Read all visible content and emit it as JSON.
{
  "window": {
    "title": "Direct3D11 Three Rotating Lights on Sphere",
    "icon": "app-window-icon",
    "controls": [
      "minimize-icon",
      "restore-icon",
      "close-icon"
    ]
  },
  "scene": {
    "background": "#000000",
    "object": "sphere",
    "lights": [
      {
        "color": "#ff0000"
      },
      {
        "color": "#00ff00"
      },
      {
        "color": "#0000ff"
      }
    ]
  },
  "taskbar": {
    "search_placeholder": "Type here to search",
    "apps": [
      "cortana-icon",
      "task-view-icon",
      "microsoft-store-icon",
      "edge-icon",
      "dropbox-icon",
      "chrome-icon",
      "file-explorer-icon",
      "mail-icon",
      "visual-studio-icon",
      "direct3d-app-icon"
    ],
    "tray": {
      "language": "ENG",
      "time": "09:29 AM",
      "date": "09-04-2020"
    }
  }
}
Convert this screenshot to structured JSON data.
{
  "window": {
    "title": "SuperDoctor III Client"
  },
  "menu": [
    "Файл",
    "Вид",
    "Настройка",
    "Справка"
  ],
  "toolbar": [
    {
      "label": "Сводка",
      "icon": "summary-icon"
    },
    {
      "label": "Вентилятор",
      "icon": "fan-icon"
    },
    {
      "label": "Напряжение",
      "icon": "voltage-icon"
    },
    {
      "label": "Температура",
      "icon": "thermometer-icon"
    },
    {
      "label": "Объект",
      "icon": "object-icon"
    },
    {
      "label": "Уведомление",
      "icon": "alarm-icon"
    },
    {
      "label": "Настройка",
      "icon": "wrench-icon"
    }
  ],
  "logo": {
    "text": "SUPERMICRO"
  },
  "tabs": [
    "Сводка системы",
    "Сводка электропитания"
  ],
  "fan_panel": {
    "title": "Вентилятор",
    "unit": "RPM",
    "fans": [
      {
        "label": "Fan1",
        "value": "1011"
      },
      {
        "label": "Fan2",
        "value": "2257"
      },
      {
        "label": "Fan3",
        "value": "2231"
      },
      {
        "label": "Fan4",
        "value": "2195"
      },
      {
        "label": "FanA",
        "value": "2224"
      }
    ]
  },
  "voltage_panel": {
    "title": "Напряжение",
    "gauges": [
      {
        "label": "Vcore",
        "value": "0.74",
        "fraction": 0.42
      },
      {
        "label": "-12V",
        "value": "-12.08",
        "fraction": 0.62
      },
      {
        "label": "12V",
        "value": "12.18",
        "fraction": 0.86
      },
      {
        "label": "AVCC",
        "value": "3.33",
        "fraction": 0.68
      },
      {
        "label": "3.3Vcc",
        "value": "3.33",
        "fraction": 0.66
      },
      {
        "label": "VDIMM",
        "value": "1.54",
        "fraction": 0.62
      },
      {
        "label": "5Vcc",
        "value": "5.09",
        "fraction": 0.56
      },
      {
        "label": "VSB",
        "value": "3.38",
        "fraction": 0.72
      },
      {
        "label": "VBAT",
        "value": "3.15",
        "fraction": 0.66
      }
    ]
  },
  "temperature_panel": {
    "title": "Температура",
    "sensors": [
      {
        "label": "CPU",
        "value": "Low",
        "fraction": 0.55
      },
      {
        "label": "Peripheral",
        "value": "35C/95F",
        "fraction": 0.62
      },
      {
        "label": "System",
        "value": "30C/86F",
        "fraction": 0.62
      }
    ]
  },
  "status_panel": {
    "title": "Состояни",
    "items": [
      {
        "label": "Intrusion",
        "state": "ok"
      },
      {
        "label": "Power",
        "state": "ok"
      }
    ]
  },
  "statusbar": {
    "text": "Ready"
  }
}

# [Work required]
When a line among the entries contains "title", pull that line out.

# [Output for this exercise]
    "title": "Direct3D11 Three Rotating Lights on Sphere",
    "title": "SuperDoctor III Client"
    "title": "Вентилятор",
    "title": "Напряжение",
    "title": "Температура",
    "title": "Состояни",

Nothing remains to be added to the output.